::: Working data :::
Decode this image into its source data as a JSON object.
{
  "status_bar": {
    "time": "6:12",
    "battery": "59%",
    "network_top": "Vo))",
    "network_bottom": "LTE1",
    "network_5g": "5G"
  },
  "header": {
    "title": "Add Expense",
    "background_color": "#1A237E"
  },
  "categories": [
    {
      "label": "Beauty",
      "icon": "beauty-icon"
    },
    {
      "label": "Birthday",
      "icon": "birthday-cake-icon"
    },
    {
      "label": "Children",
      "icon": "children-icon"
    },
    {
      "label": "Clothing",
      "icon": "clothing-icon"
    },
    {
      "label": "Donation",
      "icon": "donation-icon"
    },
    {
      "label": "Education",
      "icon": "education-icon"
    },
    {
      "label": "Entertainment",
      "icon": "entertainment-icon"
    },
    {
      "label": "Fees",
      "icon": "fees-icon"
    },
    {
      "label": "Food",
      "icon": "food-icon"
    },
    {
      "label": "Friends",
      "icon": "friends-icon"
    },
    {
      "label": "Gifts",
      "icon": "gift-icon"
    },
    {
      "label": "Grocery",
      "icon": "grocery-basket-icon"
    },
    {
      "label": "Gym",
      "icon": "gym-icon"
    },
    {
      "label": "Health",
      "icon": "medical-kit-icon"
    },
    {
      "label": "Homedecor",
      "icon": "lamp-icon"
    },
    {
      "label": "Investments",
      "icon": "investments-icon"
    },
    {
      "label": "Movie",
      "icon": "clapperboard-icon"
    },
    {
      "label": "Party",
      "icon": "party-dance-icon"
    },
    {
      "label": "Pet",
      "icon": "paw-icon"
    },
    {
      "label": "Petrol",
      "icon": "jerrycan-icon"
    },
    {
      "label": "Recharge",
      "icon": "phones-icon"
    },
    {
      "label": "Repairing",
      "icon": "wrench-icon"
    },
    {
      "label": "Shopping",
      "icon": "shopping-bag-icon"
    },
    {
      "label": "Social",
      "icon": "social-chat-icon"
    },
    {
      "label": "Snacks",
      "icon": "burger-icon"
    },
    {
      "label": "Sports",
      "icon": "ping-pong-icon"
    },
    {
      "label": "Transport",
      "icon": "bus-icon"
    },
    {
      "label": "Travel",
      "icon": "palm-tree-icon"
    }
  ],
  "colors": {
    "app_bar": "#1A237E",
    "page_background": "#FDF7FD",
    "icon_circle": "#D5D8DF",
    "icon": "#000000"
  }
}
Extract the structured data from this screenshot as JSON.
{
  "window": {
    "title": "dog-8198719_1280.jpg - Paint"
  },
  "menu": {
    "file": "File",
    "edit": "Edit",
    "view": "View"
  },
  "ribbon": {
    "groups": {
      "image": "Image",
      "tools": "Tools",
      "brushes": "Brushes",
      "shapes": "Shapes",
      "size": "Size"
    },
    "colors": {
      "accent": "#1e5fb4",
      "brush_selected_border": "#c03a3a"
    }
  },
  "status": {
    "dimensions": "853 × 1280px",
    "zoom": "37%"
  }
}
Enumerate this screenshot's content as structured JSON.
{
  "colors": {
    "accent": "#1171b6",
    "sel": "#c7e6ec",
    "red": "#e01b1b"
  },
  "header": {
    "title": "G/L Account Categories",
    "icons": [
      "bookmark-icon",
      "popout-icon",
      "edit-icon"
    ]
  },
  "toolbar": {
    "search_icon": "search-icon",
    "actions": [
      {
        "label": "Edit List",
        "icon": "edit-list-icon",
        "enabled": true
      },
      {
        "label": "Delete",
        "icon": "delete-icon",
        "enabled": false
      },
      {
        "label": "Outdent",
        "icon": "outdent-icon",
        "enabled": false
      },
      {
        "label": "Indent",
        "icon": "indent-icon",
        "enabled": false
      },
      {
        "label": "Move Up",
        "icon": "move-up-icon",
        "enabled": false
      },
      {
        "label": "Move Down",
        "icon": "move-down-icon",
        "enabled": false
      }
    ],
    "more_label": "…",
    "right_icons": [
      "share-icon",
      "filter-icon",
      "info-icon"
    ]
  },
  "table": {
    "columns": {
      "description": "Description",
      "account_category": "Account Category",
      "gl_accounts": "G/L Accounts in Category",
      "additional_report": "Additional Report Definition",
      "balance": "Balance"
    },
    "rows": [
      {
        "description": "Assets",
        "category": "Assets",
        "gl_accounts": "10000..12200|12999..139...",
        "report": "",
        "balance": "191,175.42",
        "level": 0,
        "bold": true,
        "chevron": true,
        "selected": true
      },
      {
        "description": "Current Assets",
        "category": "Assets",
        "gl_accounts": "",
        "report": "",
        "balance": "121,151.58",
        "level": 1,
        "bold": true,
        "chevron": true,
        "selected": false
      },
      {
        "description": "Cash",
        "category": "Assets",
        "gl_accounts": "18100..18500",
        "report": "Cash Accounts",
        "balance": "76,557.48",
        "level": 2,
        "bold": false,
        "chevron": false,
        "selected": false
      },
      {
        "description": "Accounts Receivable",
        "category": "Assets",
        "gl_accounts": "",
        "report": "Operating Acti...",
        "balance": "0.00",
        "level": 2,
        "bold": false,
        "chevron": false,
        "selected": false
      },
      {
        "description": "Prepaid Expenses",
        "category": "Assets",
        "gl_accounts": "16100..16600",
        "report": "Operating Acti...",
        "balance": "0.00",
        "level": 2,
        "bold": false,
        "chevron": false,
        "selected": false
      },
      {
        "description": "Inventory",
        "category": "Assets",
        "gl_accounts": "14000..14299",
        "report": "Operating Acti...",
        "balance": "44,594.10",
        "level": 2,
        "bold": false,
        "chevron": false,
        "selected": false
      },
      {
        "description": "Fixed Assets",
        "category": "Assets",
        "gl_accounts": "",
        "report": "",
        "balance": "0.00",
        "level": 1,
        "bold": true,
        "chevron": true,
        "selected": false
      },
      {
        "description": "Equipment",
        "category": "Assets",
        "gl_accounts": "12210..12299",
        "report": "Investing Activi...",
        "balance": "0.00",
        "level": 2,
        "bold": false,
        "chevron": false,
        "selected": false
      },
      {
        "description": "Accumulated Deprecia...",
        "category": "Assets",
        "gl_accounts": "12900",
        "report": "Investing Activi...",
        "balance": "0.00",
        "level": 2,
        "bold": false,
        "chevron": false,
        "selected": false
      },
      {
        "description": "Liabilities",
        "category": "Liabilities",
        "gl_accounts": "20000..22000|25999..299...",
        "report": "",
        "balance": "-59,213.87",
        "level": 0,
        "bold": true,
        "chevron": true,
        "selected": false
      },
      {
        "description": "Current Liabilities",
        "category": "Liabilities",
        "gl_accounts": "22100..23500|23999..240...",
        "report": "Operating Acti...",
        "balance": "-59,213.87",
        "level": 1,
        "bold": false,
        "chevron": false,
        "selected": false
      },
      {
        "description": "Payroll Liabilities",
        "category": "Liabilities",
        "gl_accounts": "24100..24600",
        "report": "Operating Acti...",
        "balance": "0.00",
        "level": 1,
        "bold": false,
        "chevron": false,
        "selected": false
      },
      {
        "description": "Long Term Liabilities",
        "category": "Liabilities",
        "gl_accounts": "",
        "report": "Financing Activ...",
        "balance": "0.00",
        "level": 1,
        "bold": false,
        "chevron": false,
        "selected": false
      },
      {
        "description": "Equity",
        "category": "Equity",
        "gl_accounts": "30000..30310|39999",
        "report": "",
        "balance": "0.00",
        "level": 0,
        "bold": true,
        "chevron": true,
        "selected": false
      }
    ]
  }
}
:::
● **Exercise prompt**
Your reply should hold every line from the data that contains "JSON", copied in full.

● **Solved problem**
Decode this image into its source data as a JSON object.
Extract the structured data from this screenshot as JSON.
Enumerate this screenshot's content as structured JSON.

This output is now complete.